(Excerpts from an interface dataset)
________________________________________
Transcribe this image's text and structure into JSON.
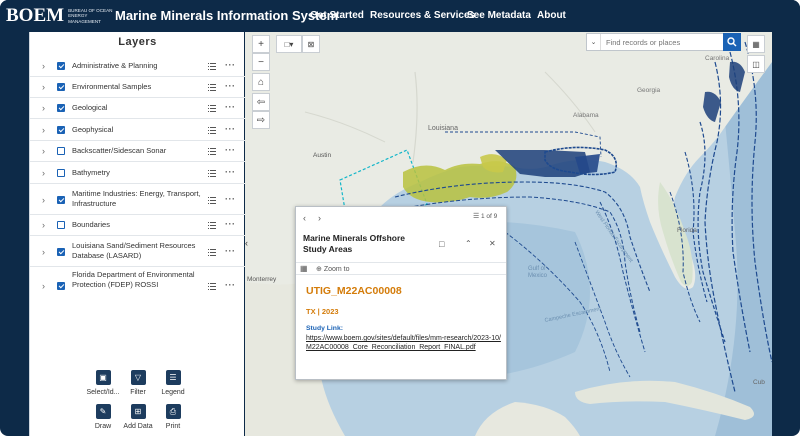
{
  "header": {
    "logo_mark": "BOEM",
    "logo_sub": "Bureau of Ocean Energy Management",
    "title": "Marine Minerals Information System",
    "nav": [
      "Get Started",
      "Resources & Services",
      "See Metadata",
      "About"
    ]
  },
  "layers_panel": {
    "title": "Layers",
    "items": [
      {
        "label": "Administrative & Planning",
        "checked": true
      },
      {
        "label": "Environmental Samples",
        "checked": true
      },
      {
        "label": "Geological",
        "checked": true
      },
      {
        "label": "Geophysical",
        "checked": true
      },
      {
        "label": "Backscatter/Sidescan Sonar",
        "checked": false
      },
      {
        "label": "Bathymetry",
        "checked": false
      },
      {
        "label": "Maritime Industries: Energy, Transport, Infrastructure",
        "checked": true
      },
      {
        "label": "Boundaries",
        "checked": false
      },
      {
        "label": "Louisiana Sand/Sediment Resources Database (LASARD)",
        "checked": true
      },
      {
        "label": "Florida Department of Environmental Protection (FDEP) ROSSI",
        "checked": true
      }
    ]
  },
  "tools": [
    {
      "label": "Select/Id...",
      "icon": "select-icon"
    },
    {
      "label": "Filter",
      "icon": "filter-icon"
    },
    {
      "label": "Legend",
      "icon": "legend-icon"
    },
    {
      "label": "Draw",
      "icon": "draw-icon"
    },
    {
      "label": "Add Data",
      "icon": "add-data-icon"
    },
    {
      "label": "Print",
      "icon": "print-icon"
    }
  ],
  "search": {
    "placeholder": "Find records or places"
  },
  "map_labels": [
    "Louisiana",
    "Austin",
    "Monterrey",
    "Florida",
    "Gulf of Mexico",
    "Campeche Escarpment",
    "West Florida Escarpment",
    "Georgia",
    "Carolina",
    "Cuba",
    "Alabama",
    "kas"
  ],
  "popup": {
    "count": "1 of 9",
    "layer_title": "Marine Minerals Offshore Study Areas",
    "zoom_label": "Zoom to",
    "record_title": "UTIG_M22AC00008",
    "record_sub": "TX | 2023",
    "link_label": "Study Link:",
    "link_url": "https://www.boem.gov/sites/default/files/mm-research/2023-10/M22AC00008_Core_Reconciliation_Report_FINAL.pdf"
  }
}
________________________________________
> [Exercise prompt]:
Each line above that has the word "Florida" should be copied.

> [Response area]:
        "label": "Florida Department of Environmental Protection (FDEP) ROSSI",
    "Florida",
    "West Florida Escarpment",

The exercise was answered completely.